Having annealed my soul to so much lore, I often forgot the source of the knowledge. This information could have just as easily come from my dungeon master job or one of the many dungeon cores my dungeon had absorbed. To think that I was telling Matty stuff he had told me about a few weeks ago.
“You didn’t explain why we don’t just race forward and defeat him!”
“You’re forgetting this is a battle on two fronts. There is still Persephone as well. If we invade Oraz’s secret tunnel, he’ll like to collapse it to protect himself. Persephone will become alarmed at our progress, and perhaps become cautious of us as well. Then, we might end up contending with both of them. I’ve already posted some assassin golems in the antechamber. My guess is Oraz plans to send his true attack out behind our troops.”
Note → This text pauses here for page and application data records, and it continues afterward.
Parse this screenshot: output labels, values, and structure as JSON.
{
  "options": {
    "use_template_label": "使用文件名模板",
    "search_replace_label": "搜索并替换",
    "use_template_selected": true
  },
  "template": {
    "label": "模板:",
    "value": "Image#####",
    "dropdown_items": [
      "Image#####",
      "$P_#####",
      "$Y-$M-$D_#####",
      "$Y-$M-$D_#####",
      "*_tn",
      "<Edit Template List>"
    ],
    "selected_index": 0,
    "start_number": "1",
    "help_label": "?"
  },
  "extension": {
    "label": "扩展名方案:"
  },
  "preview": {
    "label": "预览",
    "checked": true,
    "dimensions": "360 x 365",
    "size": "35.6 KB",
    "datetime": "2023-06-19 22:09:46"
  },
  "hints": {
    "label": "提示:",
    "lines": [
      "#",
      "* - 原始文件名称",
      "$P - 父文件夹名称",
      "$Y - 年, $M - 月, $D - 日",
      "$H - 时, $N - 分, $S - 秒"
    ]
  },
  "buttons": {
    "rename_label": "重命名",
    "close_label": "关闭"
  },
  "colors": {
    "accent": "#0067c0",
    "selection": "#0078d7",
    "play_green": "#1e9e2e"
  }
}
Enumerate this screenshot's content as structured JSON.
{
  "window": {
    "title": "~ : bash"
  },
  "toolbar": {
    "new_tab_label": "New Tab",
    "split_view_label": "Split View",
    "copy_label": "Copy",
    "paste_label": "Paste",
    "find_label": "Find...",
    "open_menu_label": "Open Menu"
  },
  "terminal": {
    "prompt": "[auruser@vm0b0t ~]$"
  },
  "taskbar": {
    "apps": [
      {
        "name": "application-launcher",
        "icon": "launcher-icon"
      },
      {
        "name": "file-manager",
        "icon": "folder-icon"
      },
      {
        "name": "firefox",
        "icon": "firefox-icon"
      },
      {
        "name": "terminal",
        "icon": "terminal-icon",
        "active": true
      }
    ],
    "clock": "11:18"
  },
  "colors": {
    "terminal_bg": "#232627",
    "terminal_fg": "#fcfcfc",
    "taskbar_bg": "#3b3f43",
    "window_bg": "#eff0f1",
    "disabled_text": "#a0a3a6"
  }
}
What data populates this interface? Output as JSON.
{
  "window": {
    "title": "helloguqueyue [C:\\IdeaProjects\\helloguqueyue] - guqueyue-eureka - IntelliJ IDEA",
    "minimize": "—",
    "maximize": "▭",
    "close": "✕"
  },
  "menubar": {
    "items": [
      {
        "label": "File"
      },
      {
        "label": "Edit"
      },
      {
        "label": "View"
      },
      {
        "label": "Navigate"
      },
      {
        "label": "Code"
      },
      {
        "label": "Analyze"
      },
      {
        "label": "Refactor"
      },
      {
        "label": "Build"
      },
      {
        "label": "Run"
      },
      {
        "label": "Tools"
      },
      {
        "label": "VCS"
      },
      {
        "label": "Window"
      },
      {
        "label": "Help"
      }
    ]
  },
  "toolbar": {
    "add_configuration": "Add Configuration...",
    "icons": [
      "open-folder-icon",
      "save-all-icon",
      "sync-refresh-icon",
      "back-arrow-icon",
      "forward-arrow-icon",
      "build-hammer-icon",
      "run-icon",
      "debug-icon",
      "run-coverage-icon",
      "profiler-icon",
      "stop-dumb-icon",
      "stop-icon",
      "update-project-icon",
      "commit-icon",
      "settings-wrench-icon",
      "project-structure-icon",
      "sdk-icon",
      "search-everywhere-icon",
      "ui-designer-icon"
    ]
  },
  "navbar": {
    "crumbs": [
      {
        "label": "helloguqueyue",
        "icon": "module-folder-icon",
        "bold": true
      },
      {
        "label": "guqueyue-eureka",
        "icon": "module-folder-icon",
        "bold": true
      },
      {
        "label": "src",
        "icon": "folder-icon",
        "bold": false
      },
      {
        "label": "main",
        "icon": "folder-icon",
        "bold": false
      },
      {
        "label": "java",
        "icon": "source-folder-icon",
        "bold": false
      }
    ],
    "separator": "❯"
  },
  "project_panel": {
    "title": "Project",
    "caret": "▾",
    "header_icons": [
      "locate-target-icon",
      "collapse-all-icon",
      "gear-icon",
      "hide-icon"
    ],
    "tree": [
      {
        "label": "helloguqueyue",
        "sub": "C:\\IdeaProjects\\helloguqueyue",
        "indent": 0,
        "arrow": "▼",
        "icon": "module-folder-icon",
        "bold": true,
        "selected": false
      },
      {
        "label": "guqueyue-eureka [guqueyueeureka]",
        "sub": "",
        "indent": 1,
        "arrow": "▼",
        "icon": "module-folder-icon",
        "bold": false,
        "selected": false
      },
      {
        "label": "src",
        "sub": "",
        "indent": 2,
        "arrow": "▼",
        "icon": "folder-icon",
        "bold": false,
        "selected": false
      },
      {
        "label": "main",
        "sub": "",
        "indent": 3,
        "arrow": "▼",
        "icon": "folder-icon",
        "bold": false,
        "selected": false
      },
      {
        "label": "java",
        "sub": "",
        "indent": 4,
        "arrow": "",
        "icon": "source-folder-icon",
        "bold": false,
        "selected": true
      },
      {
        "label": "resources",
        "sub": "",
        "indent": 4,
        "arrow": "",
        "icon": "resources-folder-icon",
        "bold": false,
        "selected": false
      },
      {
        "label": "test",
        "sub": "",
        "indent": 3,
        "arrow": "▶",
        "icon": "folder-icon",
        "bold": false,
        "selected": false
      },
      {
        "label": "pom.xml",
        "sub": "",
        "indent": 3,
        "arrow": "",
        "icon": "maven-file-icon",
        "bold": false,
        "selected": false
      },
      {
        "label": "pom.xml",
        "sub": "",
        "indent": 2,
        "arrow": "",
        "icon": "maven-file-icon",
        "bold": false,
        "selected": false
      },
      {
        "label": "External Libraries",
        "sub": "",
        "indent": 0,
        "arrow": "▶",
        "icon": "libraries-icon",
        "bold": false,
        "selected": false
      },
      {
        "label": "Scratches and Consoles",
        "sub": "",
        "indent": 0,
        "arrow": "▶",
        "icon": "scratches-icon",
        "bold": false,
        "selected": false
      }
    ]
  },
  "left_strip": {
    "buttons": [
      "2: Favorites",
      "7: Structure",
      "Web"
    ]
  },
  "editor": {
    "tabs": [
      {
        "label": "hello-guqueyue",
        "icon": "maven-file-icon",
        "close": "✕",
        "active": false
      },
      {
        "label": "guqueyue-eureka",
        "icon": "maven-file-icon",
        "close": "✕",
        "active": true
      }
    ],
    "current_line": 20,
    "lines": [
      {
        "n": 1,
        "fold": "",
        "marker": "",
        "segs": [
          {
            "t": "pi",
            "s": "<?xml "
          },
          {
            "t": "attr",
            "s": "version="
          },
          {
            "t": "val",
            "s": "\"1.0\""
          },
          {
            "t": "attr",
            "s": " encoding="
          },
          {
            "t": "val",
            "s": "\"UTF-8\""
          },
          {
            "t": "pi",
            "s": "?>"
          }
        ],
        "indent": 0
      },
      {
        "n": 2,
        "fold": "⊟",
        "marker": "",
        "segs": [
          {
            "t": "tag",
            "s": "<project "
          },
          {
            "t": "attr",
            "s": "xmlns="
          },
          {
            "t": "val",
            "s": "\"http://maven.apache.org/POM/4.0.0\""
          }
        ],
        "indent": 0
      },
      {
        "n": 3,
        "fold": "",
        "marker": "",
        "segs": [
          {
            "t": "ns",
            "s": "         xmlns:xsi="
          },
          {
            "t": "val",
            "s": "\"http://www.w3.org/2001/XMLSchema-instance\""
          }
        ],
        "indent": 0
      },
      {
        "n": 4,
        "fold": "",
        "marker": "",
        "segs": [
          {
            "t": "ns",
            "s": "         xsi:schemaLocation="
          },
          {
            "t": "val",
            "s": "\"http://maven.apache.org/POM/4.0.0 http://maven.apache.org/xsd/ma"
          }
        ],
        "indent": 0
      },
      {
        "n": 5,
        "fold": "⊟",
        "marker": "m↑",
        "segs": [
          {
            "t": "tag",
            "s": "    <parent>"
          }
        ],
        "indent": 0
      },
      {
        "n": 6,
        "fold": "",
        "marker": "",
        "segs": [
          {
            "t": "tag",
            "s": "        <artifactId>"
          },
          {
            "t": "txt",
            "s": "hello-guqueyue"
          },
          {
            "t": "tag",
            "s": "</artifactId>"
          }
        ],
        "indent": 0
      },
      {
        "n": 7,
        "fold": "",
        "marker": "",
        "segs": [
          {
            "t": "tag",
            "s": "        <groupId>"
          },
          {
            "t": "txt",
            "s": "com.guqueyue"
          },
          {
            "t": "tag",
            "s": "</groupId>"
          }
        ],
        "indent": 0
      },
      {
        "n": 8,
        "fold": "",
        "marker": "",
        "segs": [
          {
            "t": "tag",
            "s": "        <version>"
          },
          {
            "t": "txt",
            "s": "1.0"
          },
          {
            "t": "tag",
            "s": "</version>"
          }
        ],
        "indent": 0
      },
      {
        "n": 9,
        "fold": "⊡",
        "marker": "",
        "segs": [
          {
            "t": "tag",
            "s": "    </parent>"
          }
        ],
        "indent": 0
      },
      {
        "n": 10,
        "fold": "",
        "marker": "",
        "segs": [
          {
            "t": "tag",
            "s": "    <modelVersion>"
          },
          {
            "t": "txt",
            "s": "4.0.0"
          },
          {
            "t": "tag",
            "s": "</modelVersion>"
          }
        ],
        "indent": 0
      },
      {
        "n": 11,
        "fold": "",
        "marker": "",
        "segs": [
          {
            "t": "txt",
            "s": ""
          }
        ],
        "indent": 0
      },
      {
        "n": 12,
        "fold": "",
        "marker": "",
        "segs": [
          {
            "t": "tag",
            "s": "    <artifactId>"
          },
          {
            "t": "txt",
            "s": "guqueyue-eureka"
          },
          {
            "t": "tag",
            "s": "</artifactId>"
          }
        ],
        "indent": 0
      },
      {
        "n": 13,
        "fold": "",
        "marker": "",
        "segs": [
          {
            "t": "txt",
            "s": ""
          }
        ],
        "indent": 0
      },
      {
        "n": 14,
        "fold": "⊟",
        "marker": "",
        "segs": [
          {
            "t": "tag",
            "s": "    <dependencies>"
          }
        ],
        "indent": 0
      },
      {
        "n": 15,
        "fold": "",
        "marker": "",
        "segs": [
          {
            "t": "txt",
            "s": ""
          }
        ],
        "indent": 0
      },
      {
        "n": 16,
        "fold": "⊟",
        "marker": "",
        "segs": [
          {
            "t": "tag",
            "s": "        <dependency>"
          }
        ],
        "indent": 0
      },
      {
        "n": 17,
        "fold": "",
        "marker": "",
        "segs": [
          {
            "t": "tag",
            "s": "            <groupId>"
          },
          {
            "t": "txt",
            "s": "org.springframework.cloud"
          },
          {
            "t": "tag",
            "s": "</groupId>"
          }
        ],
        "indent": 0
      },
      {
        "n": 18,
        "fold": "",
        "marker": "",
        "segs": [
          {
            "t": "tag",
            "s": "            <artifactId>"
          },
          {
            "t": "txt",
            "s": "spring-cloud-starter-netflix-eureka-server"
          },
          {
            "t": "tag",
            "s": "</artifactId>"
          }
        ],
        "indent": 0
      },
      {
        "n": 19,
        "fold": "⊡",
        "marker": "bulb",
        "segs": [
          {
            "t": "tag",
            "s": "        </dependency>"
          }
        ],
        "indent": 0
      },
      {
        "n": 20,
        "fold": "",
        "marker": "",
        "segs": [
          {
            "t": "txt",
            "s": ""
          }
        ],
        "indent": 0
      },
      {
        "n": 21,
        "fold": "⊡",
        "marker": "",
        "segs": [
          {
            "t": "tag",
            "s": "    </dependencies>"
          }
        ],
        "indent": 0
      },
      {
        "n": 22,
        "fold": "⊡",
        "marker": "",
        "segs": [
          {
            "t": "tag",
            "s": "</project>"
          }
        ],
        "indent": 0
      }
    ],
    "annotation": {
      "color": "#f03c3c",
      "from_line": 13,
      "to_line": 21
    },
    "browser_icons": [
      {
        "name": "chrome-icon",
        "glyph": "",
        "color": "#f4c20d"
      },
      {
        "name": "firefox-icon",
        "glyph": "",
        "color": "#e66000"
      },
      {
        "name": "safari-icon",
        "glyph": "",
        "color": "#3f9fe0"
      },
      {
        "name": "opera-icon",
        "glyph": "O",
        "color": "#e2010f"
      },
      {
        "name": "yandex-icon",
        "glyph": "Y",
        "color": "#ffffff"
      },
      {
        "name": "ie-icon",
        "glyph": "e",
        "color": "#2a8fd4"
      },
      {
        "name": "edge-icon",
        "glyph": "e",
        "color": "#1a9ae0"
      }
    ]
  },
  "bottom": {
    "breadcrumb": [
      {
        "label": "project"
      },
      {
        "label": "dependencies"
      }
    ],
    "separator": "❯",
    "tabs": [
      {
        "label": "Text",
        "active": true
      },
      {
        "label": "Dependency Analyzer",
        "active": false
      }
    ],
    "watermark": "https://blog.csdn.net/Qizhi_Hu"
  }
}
“Then, we need to stop him!”
“The assassins will just watch. I want him to send his attack unit out.”
“Why? He might attack our dungeon too!”
“No,” I smirked. “He won’t. He’ll be attacking…”
Just as I was about to continue, I stopped and turned back to the balcony. A moment later, a familiar imp appeared.
“What kind of puzzle is this? Why did you come up with something so diabolical!” The imp glared at me.
“Matty designed this for me.” I coughed.
“Diabolical?” Matty blinked. “This is only a level one though.”
“It’s not a fair level! You’re trying to keep people from advancing in the dungeon.”
“I mean, that’s kind of the point.” I scratched my cheek awkwardly.
“Dungeons are supposed to be progressively more difficult! To put your hardest puzzle on the top level, it’s a cheat! You have to give me the answer, or… or… I’ll tell them you’re cheating!”
Matty and I exchanged a look.
“Did you perhaps make it a bit too difficult…”